What the exercise asks » Output all of the lines below exactly, and leave out each image.

Source data »
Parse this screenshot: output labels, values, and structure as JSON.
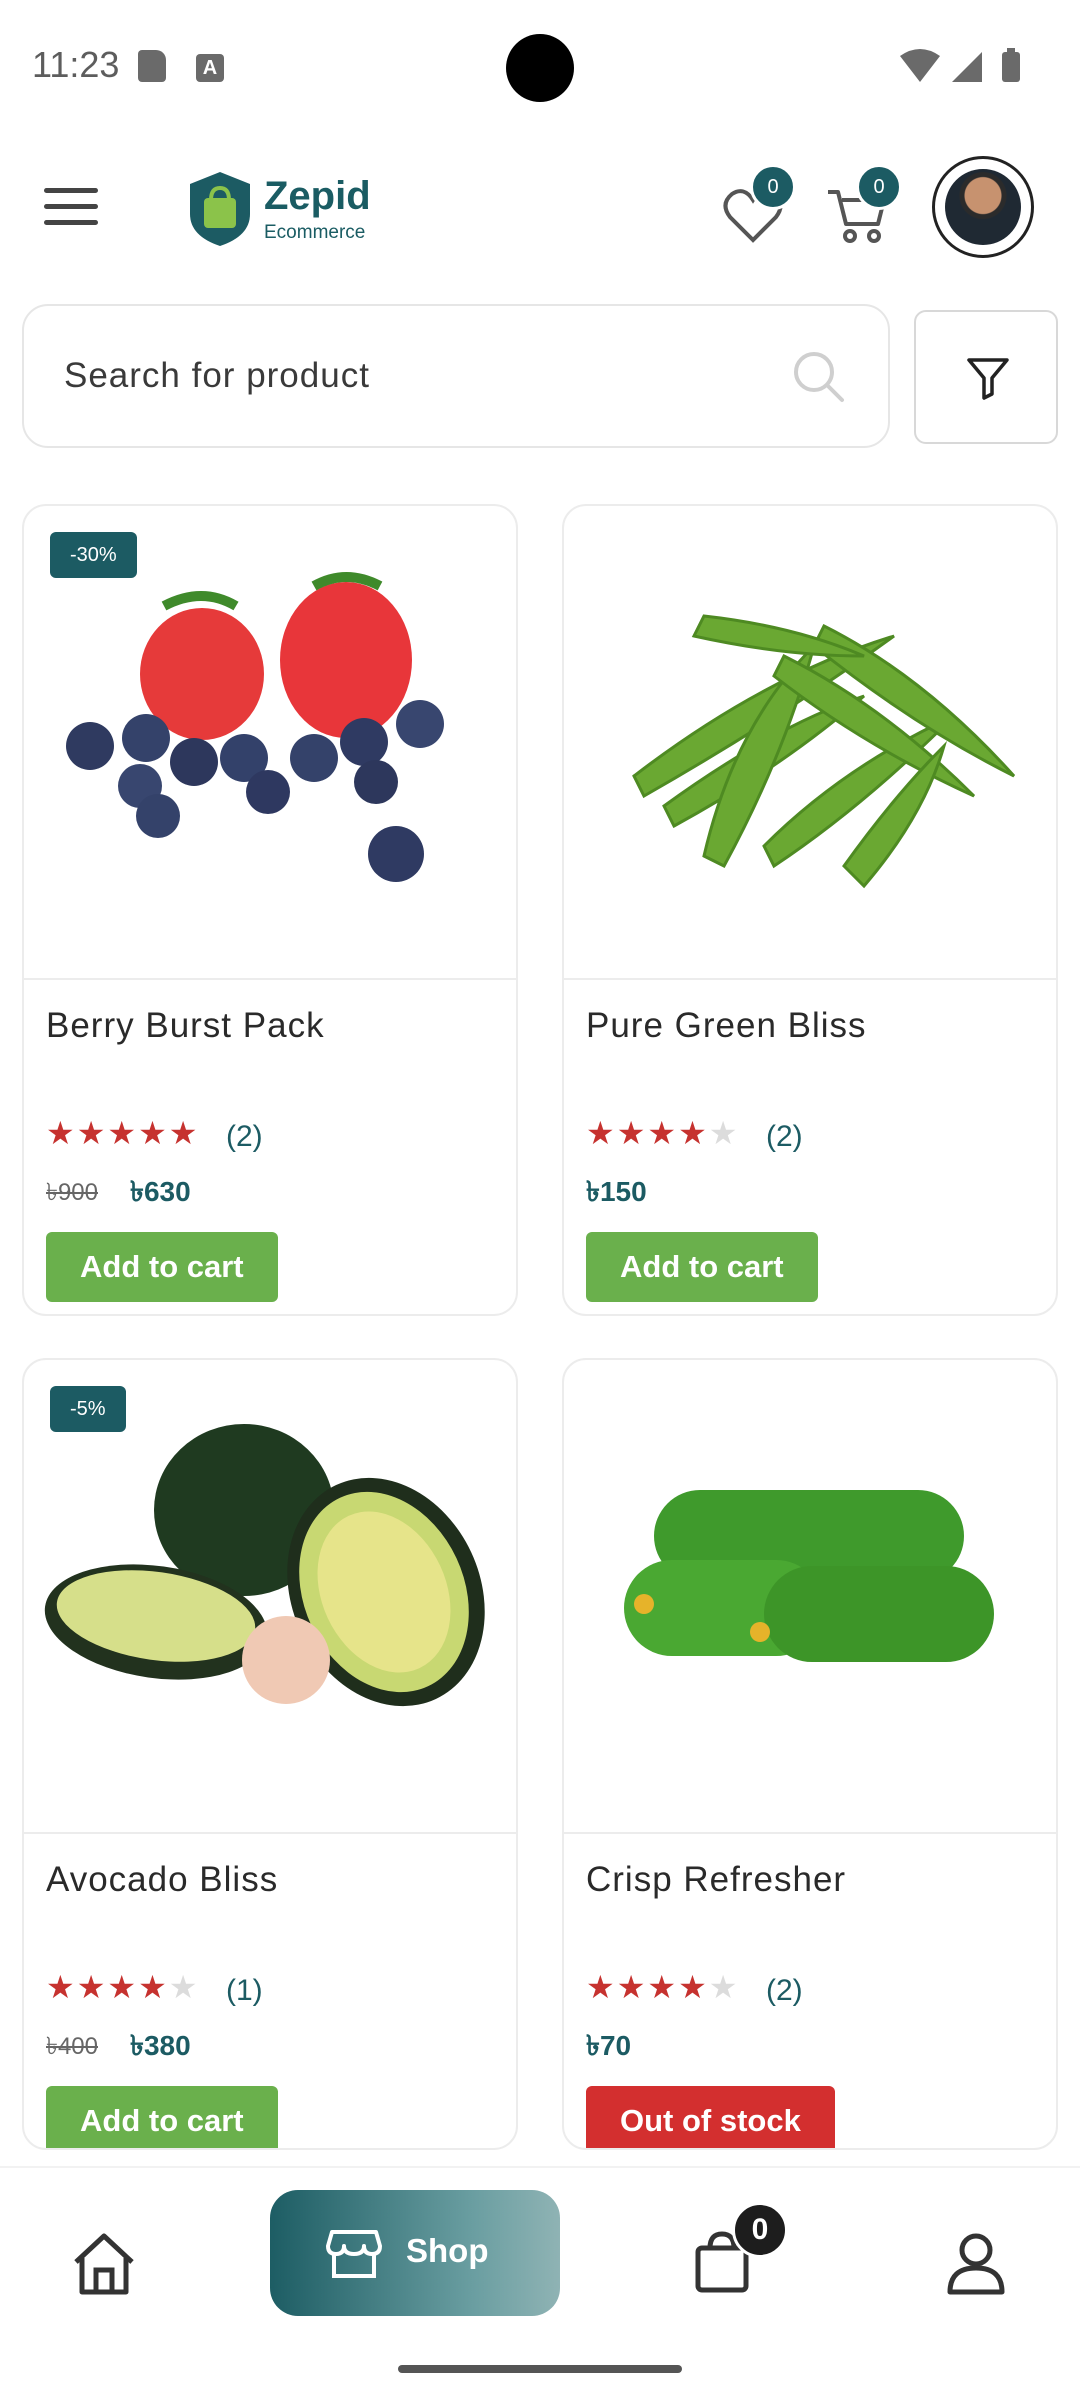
{
  "status": {
    "time": "11:23",
    "icons": [
      "sd-card-icon",
      "a-icon",
      "wifi-icon",
      "signal-icon",
      "battery-icon"
    ]
  },
  "header": {
    "logo_word": "Zepid",
    "logo_sub": "Ecommerce",
    "wishlist_count": "0",
    "cart_count": "0"
  },
  "search": {
    "placeholder": "Search for product"
  },
  "products": [
    {
      "name": "Berry Burst Pack",
      "discount": "-30%",
      "rating": 5,
      "reviews": "(2)",
      "old_price": "৳900",
      "price": "৳630",
      "action": "Add to cart"
    },
    {
      "name": "Pure Green Bliss",
      "discount": "",
      "rating": 4,
      "reviews": "(2)",
      "old_price": "",
      "price": "৳150",
      "action": "Add to cart"
    },
    {
      "name": "Avocado Bliss",
      "discount": "-5%",
      "rating": 4,
      "reviews": "(1)",
      "old_price": "৳400",
      "price": "৳380",
      "action": "Add to cart"
    },
    {
      "name": "Crisp Refresher",
      "discount": "",
      "rating": 4,
      "reviews": "(2)",
      "old_price": "",
      "price": "৳70",
      "action": "Out of stock"
    }
  ],
  "bottom_nav": {
    "shop_label": "Shop",
    "cart_count": "0",
    "items": [
      "home-icon",
      "shop-icon",
      "cart-icon",
      "profile-icon"
    ]
  },
  "colors": {
    "brand": "#1c5b63",
    "add_to_cart": "#6ab04c",
    "out_of_stock": "#d32f2f",
    "star": "#c6322f"
  }
}
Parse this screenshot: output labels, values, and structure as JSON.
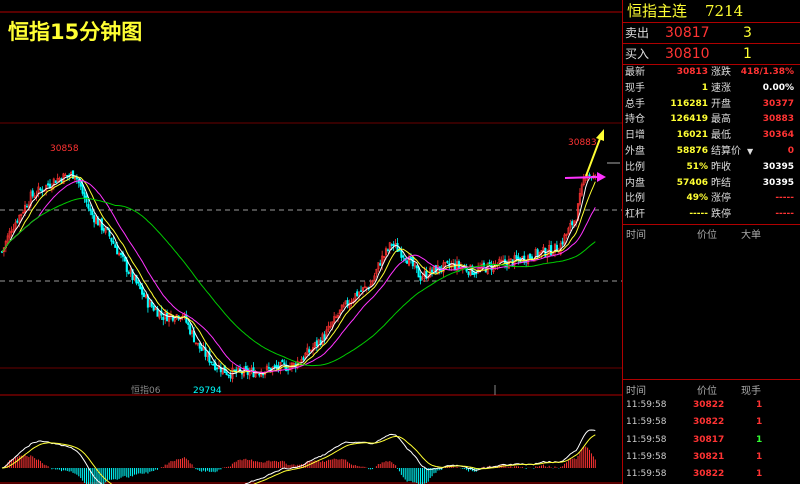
{
  "chart": {
    "title": "恒指15分钟图",
    "high_label": "30858",
    "high_label_right": "30883",
    "low_label": "29794",
    "contract_label": "恒指06"
  },
  "quote": {
    "name": "恒指主连",
    "code": "7214",
    "sell_label": "卖出",
    "sell_price": "30817",
    "sell_qty": "3",
    "buy_label": "买入",
    "buy_price": "30810",
    "buy_qty": "1"
  },
  "stats": [
    {
      "k": "最新",
      "v": "30813",
      "c": "r"
    },
    {
      "k": "涨跌",
      "v": "418/1.38%",
      "c": "r"
    },
    {
      "k": "现手",
      "v": "1",
      "c": "y"
    },
    {
      "k": "速涨",
      "v": "0.00%",
      "c": "w"
    },
    {
      "k": "总手",
      "v": "116281",
      "c": "y"
    },
    {
      "k": "开盘",
      "v": "30377",
      "c": "r"
    },
    {
      "k": "持仓",
      "v": "126419",
      "c": "y"
    },
    {
      "k": "最高",
      "v": "30883",
      "c": "r"
    },
    {
      "k": "日增",
      "v": "16021",
      "c": "y"
    },
    {
      "k": "最低",
      "v": "30364",
      "c": "r"
    },
    {
      "k": "外盘",
      "v": "58876",
      "c": "y"
    },
    {
      "k": "结算价",
      "v": "0",
      "c": "r"
    },
    {
      "k": "比例",
      "v": "51%",
      "c": "y"
    },
    {
      "k": "昨收",
      "v": "30395",
      "c": "w"
    },
    {
      "k": "内盘",
      "v": "57406",
      "c": "y"
    },
    {
      "k": "昨结",
      "v": "30395",
      "c": "w"
    },
    {
      "k": "比例",
      "v": "49%",
      "c": "y"
    },
    {
      "k": "涨停",
      "v": "-----",
      "c": "r"
    },
    {
      "k": "杠杆",
      "v": "-----",
      "c": "y"
    },
    {
      "k": "跌停",
      "v": "-----",
      "c": "r"
    }
  ],
  "upper_table": {
    "h_time": "时间",
    "h_price": "价位",
    "h_big": "大单"
  },
  "lower_table": {
    "h_time": "时间",
    "h_price": "价位",
    "h_qty": "现手"
  },
  "ticks": [
    {
      "time": "11:59:58",
      "price": "30822",
      "qty": "1",
      "color": "r"
    },
    {
      "time": "11:59:58",
      "price": "30822",
      "qty": "1",
      "color": "r"
    },
    {
      "time": "11:59:58",
      "price": "30817",
      "qty": "1",
      "color": "g"
    },
    {
      "time": "11:59:58",
      "price": "30821",
      "qty": "1",
      "color": "r"
    },
    {
      "time": "11:59:58",
      "price": "30822",
      "qty": "1",
      "color": "r"
    }
  ],
  "colors": {
    "up": "#ff3333",
    "down": "#00ffff",
    "ma5": "#ffffff",
    "ma10": "#ffff33",
    "ma20": "#ff33ff",
    "ma60": "#00cc00",
    "border": "#b00000",
    "arrow_up": "#ffff33",
    "arrow_mid": "#ff33ff"
  },
  "chart_data": {
    "type": "candlestick",
    "price_range": [
      29794,
      30883
    ],
    "anchors": [
      [
        0,
        30440
      ],
      [
        5,
        30560
      ],
      [
        15,
        30720
      ],
      [
        28,
        30810
      ],
      [
        38,
        30840
      ],
      [
        46,
        30640
      ],
      [
        56,
        30520
      ],
      [
        66,
        30340
      ],
      [
        76,
        30180
      ],
      [
        84,
        30110
      ],
      [
        94,
        30120
      ],
      [
        102,
        29960
      ],
      [
        110,
        29870
      ],
      [
        118,
        29820
      ],
      [
        128,
        29820
      ],
      [
        140,
        29840
      ],
      [
        152,
        29860
      ],
      [
        160,
        29930
      ],
      [
        168,
        30010
      ],
      [
        176,
        30130
      ],
      [
        184,
        30220
      ],
      [
        192,
        30270
      ],
      [
        197,
        30390
      ],
      [
        203,
        30480
      ],
      [
        210,
        30420
      ],
      [
        218,
        30310
      ],
      [
        226,
        30350
      ],
      [
        236,
        30370
      ],
      [
        246,
        30340
      ],
      [
        256,
        30370
      ],
      [
        266,
        30390
      ],
      [
        276,
        30420
      ],
      [
        290,
        30460
      ],
      [
        299,
        30620
      ],
      [
        304,
        30850
      ],
      [
        309,
        30810
      ]
    ]
  }
}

Response below »
Parse this screenshot: output labels, values, and structure as JSON.
{
  "status": {
    "time": "11:23",
    "icons": [
      "sd-card-icon",
      "a-icon",
      "wifi-icon",
      "signal-icon",
      "battery-icon"
    ]
  },
  "header": {
    "logo_word": "Zepid",
    "logo_sub": "Ecommerce",
    "wishlist_count": "0",
    "cart_count": "0"
  },
  "search": {
    "placeholder": "Search for product"
  },
  "products": [
    {
      "name": "Berry Burst Pack",
      "discount": "-30%",
      "rating": 5,
      "reviews": "(2)",
      "old_price": "৳900",
      "price": "৳630",
      "action": "Add to cart"
    },
    {
      "name": "Pure Green Bliss",
      "discount": "",
      "rating": 4,
      "reviews": "(2)",
      "old_price": "",
      "price": "৳150",
      "action": "Add to cart"
    },
    {
      "name": "Avocado Bliss",
      "discount": "-5%",
      "rating": 4,
      "reviews": "(1)",
      "old_price": "৳400",
      "price": "৳380",
      "action": "Add to cart"
    },
    {
      "name": "Crisp Refresher",
      "discount": "",
      "rating": 4,
      "reviews": "(2)",
      "old_price": "",
      "price": "৳70",
      "action": "Out of stock"
    }
  ],
  "bottom_nav": {
    "shop_label": "Shop",
    "cart_count": "0",
    "items": [
      "home-icon",
      "shop-icon",
      "cart-icon",
      "profile-icon"
    ]
  },
  "colors": {
    "brand": "#1c5b63",
    "add_to_cart": "#6ab04c",
    "out_of_stock": "#d32f2f",
    "star": "#c6322f"
  }
}
Parse this screenshot: output labels, values, and structure as JSON.
{
  "chart": {
    "title": "恒指15分钟图",
    "high_label": "30858",
    "high_label_right": "30883",
    "low_label": "29794",
    "contract_label": "恒指06"
  },
  "quote": {
    "name": "恒指主连",
    "code": "7214",
    "sell_label": "卖出",
    "sell_price": "30817",
    "sell_qty": "3",
    "buy_label": "买入",
    "buy_price": "30810",
    "buy_qty": "1"
  },
  "stats": [
    {
      "k": "最新",
      "v": "30813",
      "c": "r"
    },
    {
      "k": "涨跌",
      "v": "418/1.38%",
      "c": "r"
    },
    {
      "k": "现手",
      "v": "1",
      "c": "y"
    },
    {
      "k": "速涨",
      "v": "0.00%",
      "c": "w"
    },
    {
      "k": "总手",
      "v": "116281",
      "c": "y"
    },
    {
      "k": "开盘",
      "v": "30377",
      "c": "r"
    },
    {
      "k": "持仓",
      "v": "126419",
      "c": "y"
    },
    {
      "k": "最高",
      "v": "30883",
      "c": "r"
    },
    {
      "k": "日增",
      "v": "16021",
      "c": "y"
    },
    {
      "k": "最低",
      "v": "30364",
      "c": "r"
    },
    {
      "k": "外盘",
      "v": "58876",
      "c": "y"
    },
    {
      "k": "结算价",
      "v": "0",
      "c": "r"
    },
    {
      "k": "比例",
      "v": "51%",
      "c": "y"
    },
    {
      "k": "昨收",
      "v": "30395",
      "c": "w"
    },
    {
      "k": "内盘",
      "v": "57406",
      "c": "y"
    },
    {
      "k": "昨结",
      "v": "30395",
      "c": "w"
    },
    {
      "k": "比例",
      "v": "49%",
      "c": "y"
    },
    {
      "k": "涨停",
      "v": "-----",
      "c": "r"
    },
    {
      "k": "杠杆",
      "v": "-----",
      "c": "y"
    },
    {
      "k": "跌停",
      "v": "-----",
      "c": "r"
    }
  ],
  "upper_table": {
    "h_time": "时间",
    "h_price": "价位",
    "h_big": "大单"
  },
  "lower_table": {
    "h_time": "时间",
    "h_price": "价位",
    "h_qty": "现手"
  },
  "ticks": [
    {
      "time": "11:59:58",
      "price": "30822",
      "qty": "1",
      "color": "r"
    },
    {
      "time": "11:59:58",
      "price": "30822",
      "qty": "1",
      "color": "r"
    },
    {
      "time": "11:59:58",
      "price": "30817",
      "qty": "1",
      "color": "g"
    },
    {
      "time": "11:59:58",
      "price": "30821",
      "qty": "1",
      "color": "r"
    },
    {
      "time": "11:59:58",
      "price": "30822",
      "qty": "1",
      "color": "r"
    }
  ],
  "colors": {
    "up": "#ff3333",
    "down": "#00ffff",
    "ma5": "#ffffff",
    "ma10": "#ffff33",
    "ma20": "#ff33ff",
    "ma60": "#00cc00",
    "border": "#b00000",
    "arrow_up": "#ffff33",
    "arrow_mid": "#ff33ff"
  },
  "chart_data": {
    "type": "candlestick",
    "price_range": [
      29794,
      30883
    ],
    "anchors": [
      [
        0,
        30440
      ],
      [
        5,
        30560
      ],
      [
        15,
        30720
      ],
      [
        28,
        30810
      ],
      [
        38,
        30840
      ],
      [
        46,
        30640
      ],
      [
        56,
        30520
      ],
      [
        66,
        30340
      ],
      [
        76,
        30180
      ],
      [
        84,
        30110
      ],
      [
        94,
        30120
      ],
      [
        102,
        29960
      ],
      [
        110,
        29870
      ],
      [
        118,
        29820
      ],
      [
        128,
        29820
      ],
      [
        140,
        29840
      ],
      [
        152,
        29860
      ],
      [
        160,
        29930
      ],
      [
        168,
        30010
      ],
      [
        176,
        30130
      ],
      [
        184,
        30220
      ],
      [
        192,
        30270
      ],
      [
        197,
        30390
      ],
      [
        203,
        30480
      ],
      [
        210,
        30420
      ],
      [
        218,
        30310
      ],
      [
        226,
        30350
      ],
      [
        236,
        30370
      ],
      [
        246,
        30340
      ],
      [
        256,
        30370
      ],
      [
        266,
        30390
      ],
      [
        276,
        30420
      ],
      [
        290,
        30460
      ],
      [
        299,
        30620
      ],
      [
        304,
        30850
      ],
      [
        309,
        30810
      ]
    ]
  }
}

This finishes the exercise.